- **Problem**: Collect every line of the records below that contains the word "JSON".

- **Records shown**:
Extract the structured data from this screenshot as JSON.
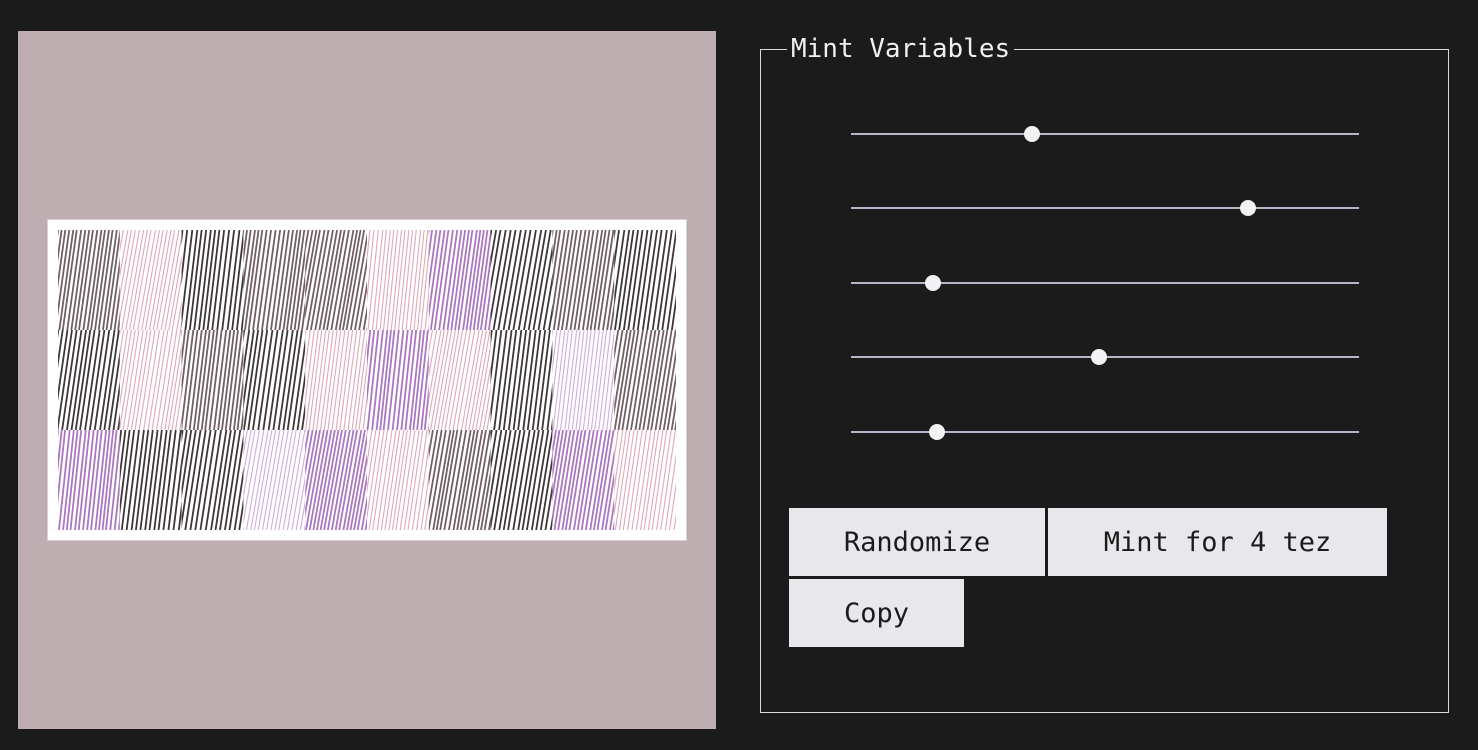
{
  "panel": {
    "title": "Mint Variables"
  },
  "sliders": [
    {
      "value": 0.356
    },
    {
      "value": 0.781
    },
    {
      "value": 0.161
    },
    {
      "value": 0.489
    },
    {
      "value": 0.169
    }
  ],
  "buttons": {
    "randomize": "Randomize",
    "mint": "Mint for 4 tez",
    "copy": "Copy"
  },
  "artwork": {
    "background": "#beaeb1",
    "rows": 3,
    "cols": 10,
    "palette": {
      "dark": "#1c1416",
      "brown": "#5a4448",
      "pink": "#d99aaa",
      "purple": "#9d5fb7",
      "lavender": "#c79fd6"
    },
    "tiles": [
      [
        "brown",
        "pink",
        "dark",
        "brown",
        "brown",
        "pink",
        "purple",
        "dark",
        "brown",
        "dark"
      ],
      [
        "dark",
        "pink",
        "brown",
        "dark",
        "pink",
        "purple",
        "pink",
        "dark",
        "lavender",
        "brown"
      ],
      [
        "purple",
        "dark",
        "dark",
        "lavender",
        "purple",
        "pink",
        "brown",
        "dark",
        "purple",
        "pink"
      ]
    ]
  }
}
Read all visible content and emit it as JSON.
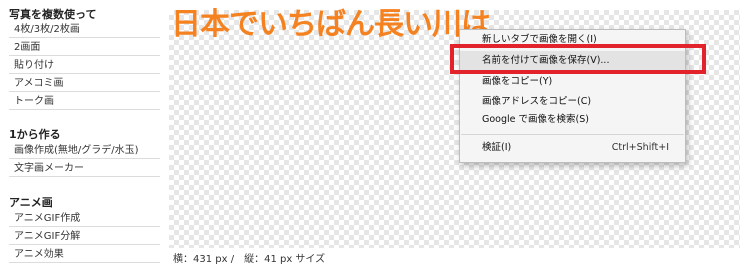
{
  "sidebar": {
    "sections": [
      {
        "title": "写真を複数使って",
        "items": [
          "4枚/3枚/2枚画",
          "2画面",
          "貼り付け",
          "アメコミ画",
          "トーク画"
        ]
      },
      {
        "title": "1から作る",
        "items": [
          "画像作成(無地/グラデ/水玉)",
          "文字画メーカー"
        ]
      },
      {
        "title": "アニメ画",
        "items": [
          "アニメGIF作成",
          "アニメGIF分解",
          "アニメ効果"
        ]
      }
    ]
  },
  "canvas": {
    "text": "日本でいちばん長い川は",
    "text_color": "#f58220"
  },
  "size_info": "横：431 px /　縦：41 px サイズ",
  "context_menu": {
    "items": [
      {
        "label": "新しいタブで画像を開く(I)",
        "shortcut": ""
      },
      {
        "label": "名前を付けて画像を保存(V)...",
        "shortcut": ""
      },
      {
        "label": "画像をコピー(Y)",
        "shortcut": ""
      },
      {
        "label": "画像アドレスをコピー(C)",
        "shortcut": ""
      },
      {
        "label": "Google で画像を検索(S)",
        "shortcut": ""
      },
      {
        "label": "検証(I)",
        "shortcut": "Ctrl+Shift+I"
      }
    ],
    "highlight_color": "#e3232c"
  }
}
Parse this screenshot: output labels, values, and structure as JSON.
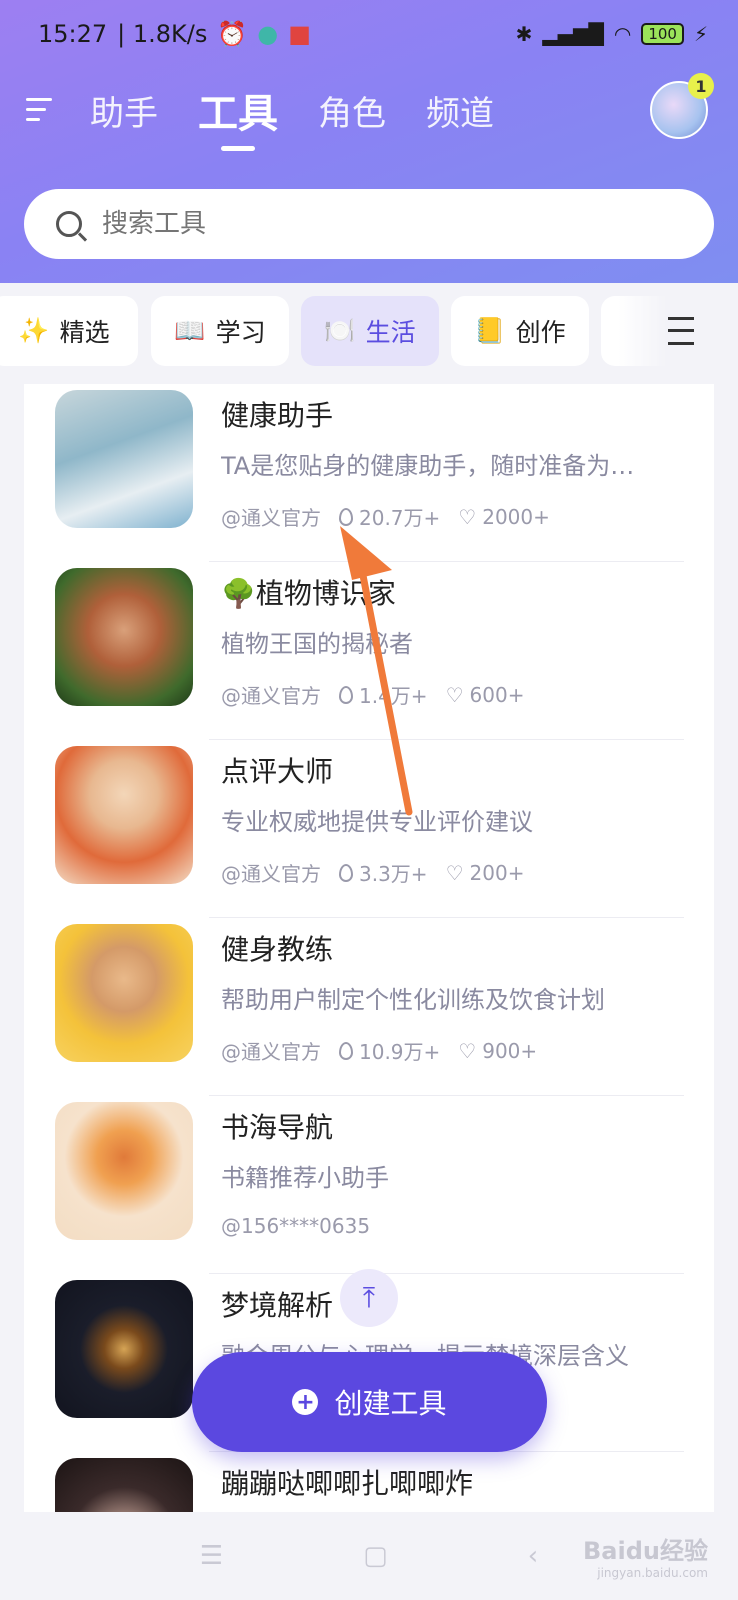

- **Reply**:
Extract the structured data from this screenshot as JSON.
Read all visible content and emit it as JSON.
Parse this screenshot: output labels, values, and structure as JSON.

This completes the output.